As the world prioritizes physical distance to detain or slow down the spread of coronavirus (COVID-19), a new study from Florida Atlantic University shows that physical contact between mother and infant is essential for optimal neurological development, maturation and regulation during infancy. Mother-infant dyads show high oxytocin levels and are less impacted by stress, which suggests that regulating experiences during infancy may favor and mature the capacity for self-regulation.
A randomized control trial was conducted to investigate the effects of skin-to-skin, chest-to-chest contact (kangaroo care, KC) in mother-infant dyads on patterns of term infant brain activity and associated mother-infant neurohormonal releases. Scientists examined brain patterns (EEG) along with oxytocin levels and cortisol reactivity in infants who received 6 weeks of KC compared to infants who received standard care during the first 3 months of life.
Oxytocin is the essential hormone for bonding, and also necessary for nurturing care and affective behavior. Cortisol reactivity is part of the stress response and defense system.
For the study, the mother assigned to the KC group received a special baby wearer and a certified monitor taught them the correct procedure. Mother were asked to wear their babies in skin to skin contact on their chest, one hour a day for 6 weeks. They were given diaries to keep track of the frequency of KC. Mother in the control group received pillows and infant feeding diaries, and were asked to register their infants ‘feeds during 6 weeks. Babies were equipped with a special cap to register brain EEG activity during a moment of quiet alert, for five minutes, at three months. Oxytocin was measured in infant and mother urine, and cortisol reactivity was measured in infant saliva before and after being exposed to a mild stressor.
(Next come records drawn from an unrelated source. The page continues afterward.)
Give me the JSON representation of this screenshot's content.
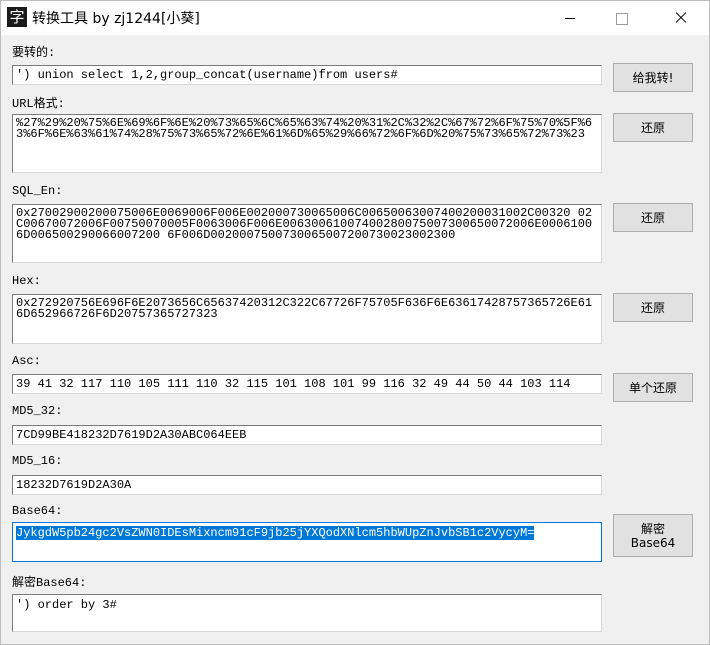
{
  "window": {
    "title": "转换工具 by zj1244[小葵]",
    "icon": "app-glyph-icon"
  },
  "fields": {
    "input": {
      "label": "要转的:",
      "value": "') union select 1,2,group_concat(username)from users#"
    },
    "url": {
      "label": "URL格式:",
      "value": "%27%29%20%75%6E%69%6F%6E%20%73%65%6C%65%63%74%20%31%2C%32%2C%67%72%6F%75%70%5F%63%6F%6E%63%61%74%28%75%73%65%72%6E%61%6D%65%29%66%72%6F%6D%20%75%73%65%72%73%23"
    },
    "sql_en": {
      "label": "SQL_En:",
      "value": "0x27002900200075006E0069006F006E002000730065006C00650063007400200031002C00320 02C00670072006F00750070005F0063006F006E00630061007400280075007300650072006E00061006D006500290066007200 6F006D0020007500730065007200730023002300"
    },
    "hex": {
      "label": "Hex:",
      "value": "0x272920756E696F6E2073656C65637420312C322C67726F75705F636F6E63617428757365726E616D652966726F6D20757365727323"
    },
    "asc": {
      "label": "Asc:",
      "value": "39 41 32 117 110 105 111 110 32 115 101 108 101 99 116 32 49 44 50 44 103 114"
    },
    "md5_32": {
      "label": "MD5_32:",
      "value": "7CD99BE418232D7619D2A30ABC064EEB"
    },
    "md5_16": {
      "label": "MD5_16:",
      "value": "18232D7619D2A30A"
    },
    "base64": {
      "label": "Base64:",
      "value": "JykgdW5pb24gc2VsZWN0IDEsMixncm91cF9jb25jYXQodXNlcm5hbWUpZnJvbSB1c2VycyM="
    },
    "decoded_base64": {
      "label": "解密Base64:",
      "value": "') order by 3#"
    }
  },
  "buttons": {
    "convert": "给我转!",
    "restore_url": "还原",
    "restore_sql": "还原",
    "restore_hex": "还原",
    "restore_asc": "单个还原",
    "decrypt_base64": "解密\nBase64"
  }
}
The results of the study, published in Infant Behavior and Development, afford evidence that mother and infant psychophysiology is influenced by early care strategies. “We wanted to know if exposure to tactile stimulation would elevate peripheral basal oxytocin and reduce reactivity to cortisol in the infants of our study,” said Nancy Aaron Jones, Ph.D., main author, associate professor and director of WAVES Emotion Lab, which investigates biological and socio-emotional factors that influence development, specifically focusing on the processes by which individual differences in emotional resilience and maternal psychopathology influences infant and childhood development. Dr. Jones’ research is built on the developmental psychophysiological theory that both biological and social factors interact during development and influence our emotional lives.
“We also wanted to explore if Kangaroo Care elevates oxytocin in mothers, which could have profound implications in postpartum depression.”
Findings showed that babies´ left frontal lobe (area of the brain engaged in higher cognitive and emotional functions) is stimulated by skin to skin contact. Also, mother-baby dyads showed high oxytocin levels and are less impacted by stress, which suggests that regulating experiences during infancy may favor and mature the capacity for self-regulation
The results from this and other studies show that physical contact in early infancy has a favorable influence in neurological development, neurobiological functions as well as mother-baby bond and maternal wellbeing. “Our findings in several studies show a relationship between maternal nurturing and sensitivity and quality of the bond and neurodevelopment, which predict higher capacity for regulation and a secure attachment.”
- Jillian S. Hardin, Nancy Aaron Jones, Krystal D. Mize, Melannie Platt. Parent-Training with Kangaroo Care Impacts Infant Neurophysiological Development & Mother-Infant Neuroendocrine Activity. Infant Behavior and Development, 2020; 58: 101416 DOI: 1016/j.infbeh.2019.101416